5 Best Practices for Building Funnels
1. Fewer Steps is Better than More Steps:
One of the easiest ways to increase the percentage of people who get through your funnel is to eliminate a step. Yup, just hack it out completely. Even if you have an amazing design, world-class copy, and a perfect product, you’ll still lose people at each step.
I want you to be RUTHLESS with your funnels. Hack and slash every unnecessary click, field, button, and page you can. Have no mercy.
2. Start With a Benchmark:
This applies to ALL your metrics, not just your funnels.
Based on your industry, business model, target market, and the alignment of the stars, you’ll find a huge difference in metrics from one site to the next.
3. Look for Bottlenecks
I already alluded to the best way to prioritize your funnel improvements.
When you’re looking at your entire funnel and trying to decide which step gets your attention first, start with the bottlenecks. In most funnels, there are one or two steps that aren’t really steps. They’re brick walls.
Your mission? Find your bottlenecks and patch them asap.
4. When A/B Testing, Track the Impact on the Entire Funnel
Once you find your bottlenecks, you’ll want to start launching improvements to see if you can fix them. The best way to do this is with an A/B test.
A/B tests typically track only the next step.

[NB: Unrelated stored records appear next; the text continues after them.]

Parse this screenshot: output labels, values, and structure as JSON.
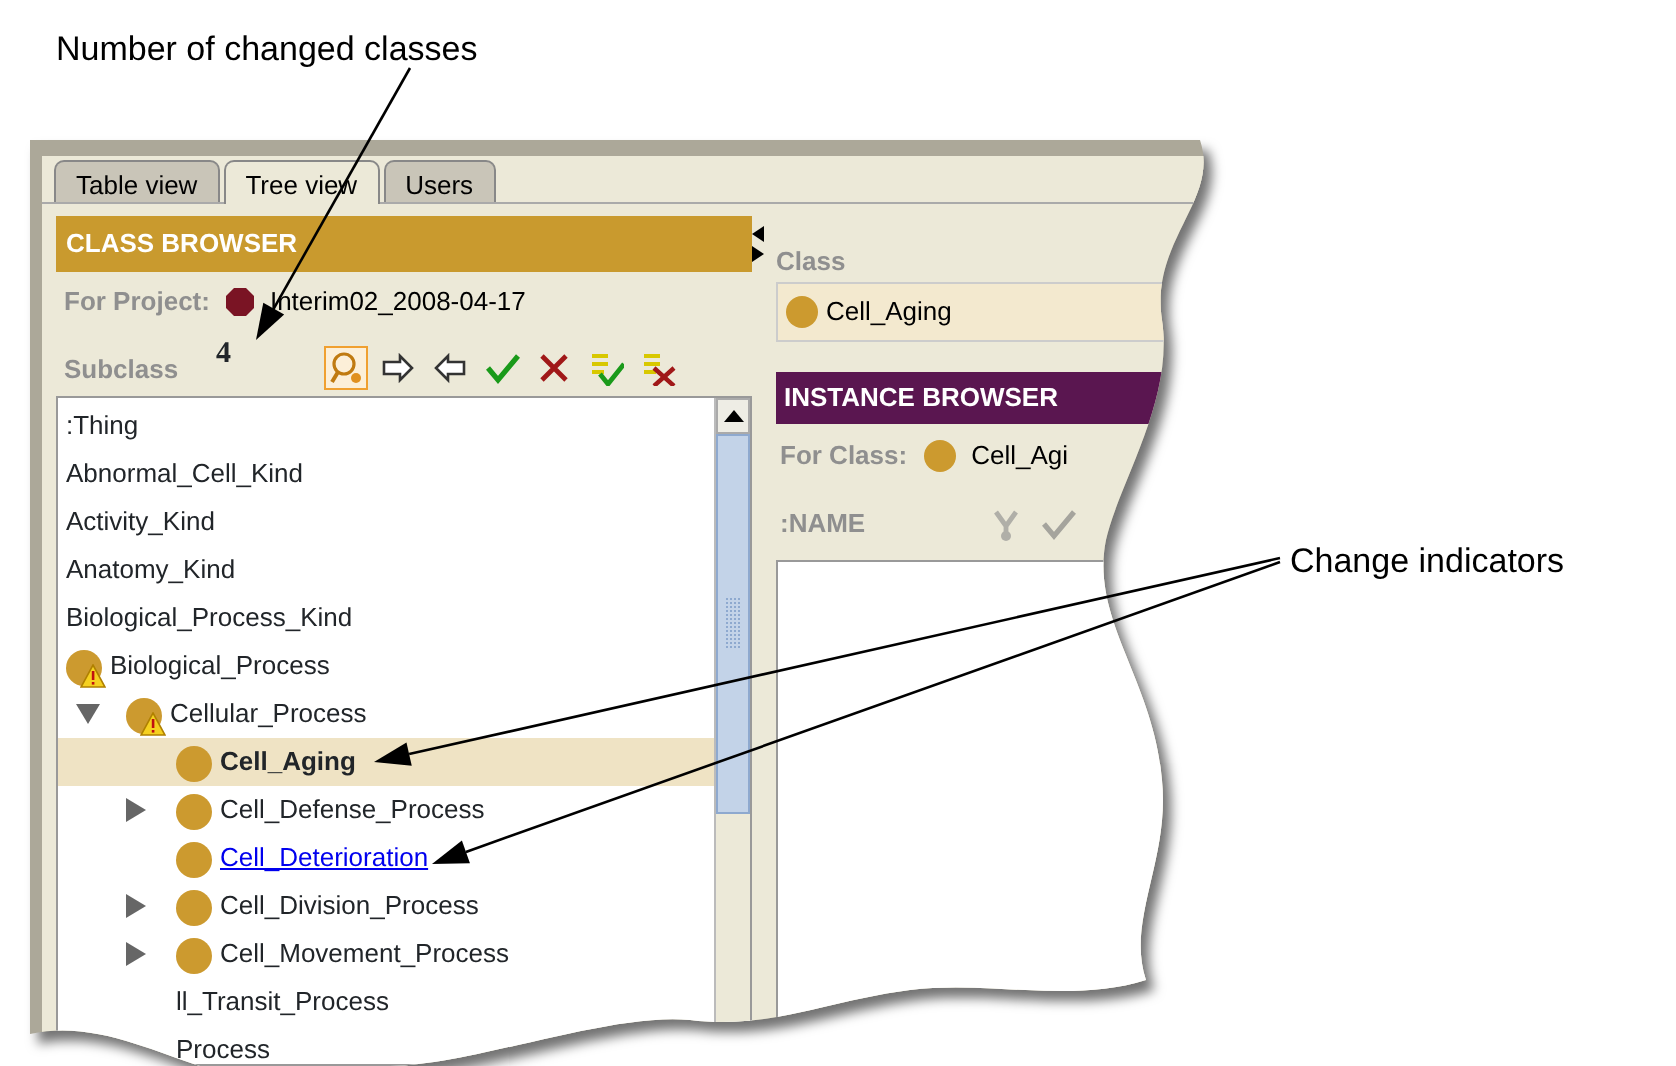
{
  "annotations": [
    {
      "kind": "top",
      "text": "Number of changed classes"
    },
    {
      "kind": "right",
      "text": "Change indicators"
    }
  ],
  "tabs": [
    {
      "label": "Table view",
      "selected": false
    },
    {
      "label": "Tree view",
      "selected": true
    },
    {
      "label": "Users",
      "selected": false
    }
  ],
  "class_browser": {
    "title": "CLASS BROWSER",
    "project_label": "For Project:",
    "project": "Interim02_2008-04-17",
    "subclass_label": "Subclass",
    "changed_count": "4",
    "tools": [
      {
        "kind": "search",
        "selected": true
      },
      {
        "kind": "right",
        "selected": false
      },
      {
        "kind": "left",
        "selected": false
      },
      {
        "kind": "check",
        "selected": false
      },
      {
        "kind": "cross",
        "selected": false
      },
      {
        "kind": "check-all",
        "selected": false
      },
      {
        "kind": "cross-all",
        "selected": false
      }
    ],
    "tree": [
      {
        "label": ":Thing",
        "kind": "plain",
        "selected": false
      },
      {
        "label": "Abnormal_Cell_Kind",
        "kind": "plain",
        "selected": false
      },
      {
        "label": "Activity_Kind",
        "kind": "plain",
        "selected": false
      },
      {
        "label": "Anatomy_Kind",
        "kind": "plain",
        "selected": false
      },
      {
        "label": "Biological_Process_Kind",
        "kind": "plain",
        "selected": false
      },
      {
        "label": "Biological_Process",
        "kind": "class",
        "warning": true,
        "selected": false,
        "children": [
          {
            "label": "Cellular_Process",
            "kind": "class",
            "warning": true,
            "selected": false,
            "expanded": true,
            "children": [
              {
                "label": "Cell_Aging",
                "kind": "bold",
                "warning": false,
                "selected": true
              },
              {
                "label": "Cell_Defense_Process",
                "kind": "class",
                "warning": false,
                "selected": false,
                "expanded": false
              },
              {
                "label": "Cell_Deterioration",
                "kind": "link",
                "warning": false,
                "selected": false
              },
              {
                "label": "Cell_Division_Process",
                "kind": "class",
                "warning": false,
                "selected": false,
                "expanded": false
              },
              {
                "label": "Cell_Movement_Process",
                "kind": "class",
                "warning": false,
                "selected": false,
                "expanded": false
              },
              {
                "label": "ll_Transit_Process",
                "kind": "plain",
                "selected": false
              },
              {
                "label": "Process",
                "kind": "plain",
                "selected": false
              }
            ]
          }
        ]
      }
    ]
  },
  "class_panel": {
    "label": "Class",
    "value": "Cell_Aging"
  },
  "instance_browser": {
    "title": "INSTANCE BROWSER",
    "for_label": "For Class:",
    "for_value": "Cell_Agi",
    "column": ":NAME",
    "tools": [
      {
        "kind": "branch",
        "disabled": true
      },
      {
        "kind": "check",
        "disabled": true
      }
    ]
  }
}
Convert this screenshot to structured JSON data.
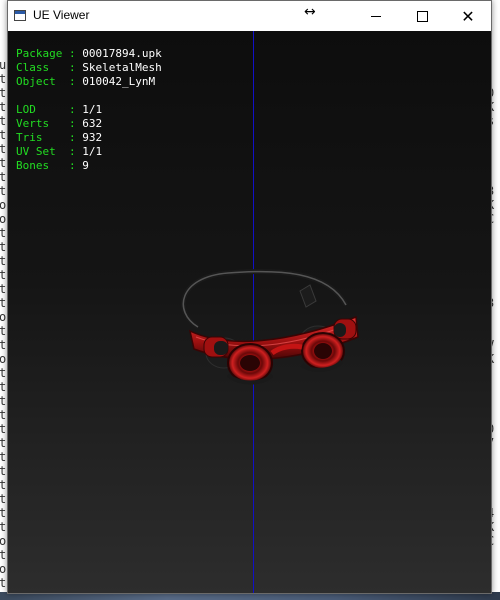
{
  "window": {
    "title": "UE Viewer",
    "resize_glyph": "↔",
    "close_glyph": "✕"
  },
  "info": {
    "rows": [
      {
        "key": "Package",
        "sep": " : ",
        "value": "00017894.upk"
      },
      {
        "key": "Class  ",
        "sep": " : ",
        "value": "SkeletalMesh"
      },
      {
        "key": "Object ",
        "sep": " : ",
        "value": "010042_LynM"
      }
    ],
    "stats": [
      {
        "key": "LOD    ",
        "sep": " : ",
        "value": "1/1"
      },
      {
        "key": "Verts  ",
        "sep": " : ",
        "value": "632"
      },
      {
        "key": "Tris   ",
        "sep": " : ",
        "value": "932"
      },
      {
        "key": "UV Set ",
        "sep": " : ",
        "value": "1/1"
      },
      {
        "key": "Bones  ",
        "sep": " : ",
        "value": "9"
      }
    ]
  },
  "background_console": {
    "left_chars": [
      "u",
      "t",
      "t",
      "t",
      "t",
      "t",
      "t",
      "t",
      "t",
      "t",
      "o",
      "o",
      "t",
      "t",
      "t",
      "t",
      "t",
      "t",
      "o",
      "t",
      "t",
      "o",
      "t",
      "t",
      "t",
      "t",
      "t",
      "t",
      "t",
      "t",
      "t",
      "t",
      "t",
      "t",
      "o",
      "t",
      "o",
      "t"
    ],
    "right_chars": [
      "",
      "",
      "0",
      "K",
      "s",
      "",
      "",
      "",
      "",
      "3",
      "K",
      "C",
      "",
      "",
      "",
      "",
      "",
      "3",
      "",
      "",
      "V",
      "K",
      "",
      "",
      "",
      "",
      "0",
      "7",
      "",
      "",
      "",
      "",
      "4",
      "K",
      "C",
      "",
      ""
    ]
  },
  "colors": {
    "label_green": "#22dd22",
    "axis_blue": "#1010c8",
    "mesh_red": "#c41414"
  }
}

As soon as you start testing improvements in your funnel, test your changes on the ENTIRE funnel instead of just the next step. This way, you won’t slow your customer growth by accident. And yes, I’ve seen this happen.
5. Track People
There’s a myth that most marketers automatically believe. As soon as you start to track your funnel, you’ll assume that customers move orderly through it.
This is false.
People bounce around in funnels.
So how do we get around this? Use customer analytics so you can track people. Then you’ll know how many people moved through each step, even if they’re bouncing around beforehand..."
The article is analyzed with more information, examples, and some tools. Read full article here:
Learn 25 things within an AdWords account that SEOs and inbound marketers can leverage in optimizing for organic search marketing. If you have a Google Adwords Grant, you can get lots of data to help your other marketing efforts, and since Google is paying for it, it's free. Free is good! -Ken
Here is a post from Google talking about it's Google Maps program for non-profits. It shows wonderful examples of how non-profits are using Google Earth to bring their story to life. It also is a call to action to get a Grant to do this for your idea.
This is worth looking at if only for the inspiration. Plus, your idea could get funded! - Ken
Yesterday afternoon Google’s search engine results page (SERP) included clickable menus for select websites.  Here is a screenshot: If you click on a menu item, it loads another group of links.
Why would Google include menus in its search results and what are the implications for searchers, advertisers, and website owners?
First, these menus produce a better experience for searchers. You can quickly find the most relevant pages from within Google’s search results.
This saves you time. This feature also benefits advertisers and Google. If users are spending more time browsing Google’s search results they are probably more likely to see and click on a sponsored result. Higher click-through rates on ads equates to more revenue for Google.